Philadelphia Race Riot of 1964

Philadelphia has worked hard to eliminate friction between Negroes and police.

It is one of the few cities with a civilian review board to handle complaints of police brutality. It assigns officers who patrol Negro areas to work in teams, with one white and one Negro cop in each red squad car. Yet when one such team answered a nighttime complaint that a car was blocking an intersection in a neighborhood near Temple University in North Philadelphia, where some 400,000 of the city's 600,000 Negroes live, the trouble began.

The riot started on Friday night at 9:35 P.M., August 28, 1964, when a woman named Odessa Bradford, a 39-year old waitress (or 34-years old, depending on which source one consults), driving a vehicle on Columbia Avenue with her husband, Rush, got into an argument with two police officers, one black, Robert Wells, and the other white, John Hoff, after their car stalled at 23rd Street and Columbia Avenue (or 22nd Street and Columbia, once again depending on the source). When Mrs. Bradford refused to move the car, the police officer tried to remove her bodily from it. Mrs. Bradford resisted mightily. At this point, a crowd gathered, shouting, “You wouldn’t manhandle a white woman like you did this lady.” A melee ensued in which two police officers were injured and the Bradfords were arrested.

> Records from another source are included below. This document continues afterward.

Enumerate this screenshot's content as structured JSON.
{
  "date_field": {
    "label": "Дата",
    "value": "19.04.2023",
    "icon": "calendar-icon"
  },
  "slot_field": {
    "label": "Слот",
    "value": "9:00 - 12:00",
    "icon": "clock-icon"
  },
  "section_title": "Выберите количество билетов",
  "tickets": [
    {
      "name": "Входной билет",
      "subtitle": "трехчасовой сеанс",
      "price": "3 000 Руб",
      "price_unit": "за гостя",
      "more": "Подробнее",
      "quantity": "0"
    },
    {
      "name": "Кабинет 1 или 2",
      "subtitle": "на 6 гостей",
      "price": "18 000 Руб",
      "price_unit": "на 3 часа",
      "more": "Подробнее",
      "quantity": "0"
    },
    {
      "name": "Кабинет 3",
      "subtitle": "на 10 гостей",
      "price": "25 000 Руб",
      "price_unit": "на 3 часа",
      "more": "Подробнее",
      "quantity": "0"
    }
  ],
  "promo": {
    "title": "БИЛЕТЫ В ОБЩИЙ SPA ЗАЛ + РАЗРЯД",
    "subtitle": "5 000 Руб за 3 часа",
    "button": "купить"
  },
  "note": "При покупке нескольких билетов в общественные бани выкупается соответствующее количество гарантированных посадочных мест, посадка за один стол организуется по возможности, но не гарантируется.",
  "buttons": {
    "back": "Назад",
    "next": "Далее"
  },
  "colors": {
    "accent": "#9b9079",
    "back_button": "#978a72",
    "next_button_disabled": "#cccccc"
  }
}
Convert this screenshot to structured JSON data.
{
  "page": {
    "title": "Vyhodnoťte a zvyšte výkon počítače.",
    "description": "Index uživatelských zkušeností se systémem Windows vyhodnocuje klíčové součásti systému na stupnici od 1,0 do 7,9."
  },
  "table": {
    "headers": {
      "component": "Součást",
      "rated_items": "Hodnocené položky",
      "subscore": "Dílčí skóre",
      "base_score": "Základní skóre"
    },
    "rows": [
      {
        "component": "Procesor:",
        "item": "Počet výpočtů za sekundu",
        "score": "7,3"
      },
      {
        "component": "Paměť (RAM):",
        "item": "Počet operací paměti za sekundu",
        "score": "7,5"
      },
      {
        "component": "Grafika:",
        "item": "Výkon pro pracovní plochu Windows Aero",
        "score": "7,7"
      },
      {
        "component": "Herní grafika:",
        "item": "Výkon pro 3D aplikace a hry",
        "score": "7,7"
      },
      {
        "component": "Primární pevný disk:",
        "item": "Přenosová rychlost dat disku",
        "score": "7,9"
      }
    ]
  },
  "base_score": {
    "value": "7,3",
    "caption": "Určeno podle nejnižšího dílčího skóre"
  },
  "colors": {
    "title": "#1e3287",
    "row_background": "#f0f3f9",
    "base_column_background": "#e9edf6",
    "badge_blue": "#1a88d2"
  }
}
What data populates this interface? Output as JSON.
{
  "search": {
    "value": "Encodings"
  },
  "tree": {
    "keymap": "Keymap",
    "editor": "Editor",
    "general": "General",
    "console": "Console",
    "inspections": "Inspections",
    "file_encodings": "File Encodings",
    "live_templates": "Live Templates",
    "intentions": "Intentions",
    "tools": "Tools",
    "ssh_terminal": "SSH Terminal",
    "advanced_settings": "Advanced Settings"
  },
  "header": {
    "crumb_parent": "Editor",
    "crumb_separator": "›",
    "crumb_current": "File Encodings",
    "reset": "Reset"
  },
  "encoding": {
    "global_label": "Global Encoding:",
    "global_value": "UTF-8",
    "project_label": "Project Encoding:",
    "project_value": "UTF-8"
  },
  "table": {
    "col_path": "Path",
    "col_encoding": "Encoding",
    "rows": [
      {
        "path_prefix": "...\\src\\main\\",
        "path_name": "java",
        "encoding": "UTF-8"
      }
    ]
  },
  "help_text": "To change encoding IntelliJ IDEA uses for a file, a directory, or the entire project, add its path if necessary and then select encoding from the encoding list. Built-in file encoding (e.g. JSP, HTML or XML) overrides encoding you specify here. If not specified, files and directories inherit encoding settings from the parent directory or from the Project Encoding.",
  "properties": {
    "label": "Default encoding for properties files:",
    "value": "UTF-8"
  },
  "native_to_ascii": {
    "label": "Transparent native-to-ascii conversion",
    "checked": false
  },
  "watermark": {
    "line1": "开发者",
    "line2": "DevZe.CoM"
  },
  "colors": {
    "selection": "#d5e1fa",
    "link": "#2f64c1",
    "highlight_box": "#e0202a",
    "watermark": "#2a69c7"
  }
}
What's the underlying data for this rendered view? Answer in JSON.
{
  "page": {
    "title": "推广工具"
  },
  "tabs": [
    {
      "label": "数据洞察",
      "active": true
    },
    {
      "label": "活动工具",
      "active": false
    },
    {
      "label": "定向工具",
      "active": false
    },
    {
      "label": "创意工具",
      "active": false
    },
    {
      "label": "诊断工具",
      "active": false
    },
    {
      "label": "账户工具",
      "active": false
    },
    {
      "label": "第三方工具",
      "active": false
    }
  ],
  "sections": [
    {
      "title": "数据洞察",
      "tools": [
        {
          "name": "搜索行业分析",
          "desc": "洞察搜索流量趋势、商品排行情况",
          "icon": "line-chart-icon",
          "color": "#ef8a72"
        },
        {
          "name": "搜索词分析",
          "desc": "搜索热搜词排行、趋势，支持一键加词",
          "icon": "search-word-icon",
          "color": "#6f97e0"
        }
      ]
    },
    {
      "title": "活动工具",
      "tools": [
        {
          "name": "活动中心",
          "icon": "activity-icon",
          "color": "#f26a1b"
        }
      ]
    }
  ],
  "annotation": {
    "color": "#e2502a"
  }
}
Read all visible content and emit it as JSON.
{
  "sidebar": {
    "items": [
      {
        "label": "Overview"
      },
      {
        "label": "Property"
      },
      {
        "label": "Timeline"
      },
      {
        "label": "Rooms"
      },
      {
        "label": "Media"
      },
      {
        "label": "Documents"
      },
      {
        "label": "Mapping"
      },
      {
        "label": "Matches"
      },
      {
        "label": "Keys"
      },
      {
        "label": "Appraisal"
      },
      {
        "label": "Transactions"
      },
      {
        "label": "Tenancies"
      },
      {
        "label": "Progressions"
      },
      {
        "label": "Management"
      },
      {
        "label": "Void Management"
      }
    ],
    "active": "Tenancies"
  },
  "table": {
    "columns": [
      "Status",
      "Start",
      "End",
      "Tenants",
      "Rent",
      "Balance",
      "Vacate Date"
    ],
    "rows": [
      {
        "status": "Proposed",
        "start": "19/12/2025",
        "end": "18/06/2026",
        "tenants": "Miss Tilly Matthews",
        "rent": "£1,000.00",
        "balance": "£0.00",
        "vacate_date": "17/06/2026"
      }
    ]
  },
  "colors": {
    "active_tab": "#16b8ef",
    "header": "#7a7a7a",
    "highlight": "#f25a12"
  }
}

Allegations of police brutality spark Columbia Avenue race riots in a predominantly African American neighborhood in North Philadelphia: 341 injured, 774 arrested, 225 stores damaged or destroyed.

On the evening of August 28, 1964, Odessa Bradford's car stalled at Twenty-Third Street and Cecil B. Moore, formerly Columbia Avenue. Two police officers urged her to move the vehicle out of the way of traffic: however, unable to comply because her car was disabled, an argument began between Bradford and police officers, one white and one black. The officers tried to remove her from the vehicle as a crowd gathered. One man, whose identity is unknown, attempted to help Bradford, but was also arrested with her. Rumors that Bradford and her would-be protector had been killed proliferated throughout the surrounding neighborhood and a riot ensued.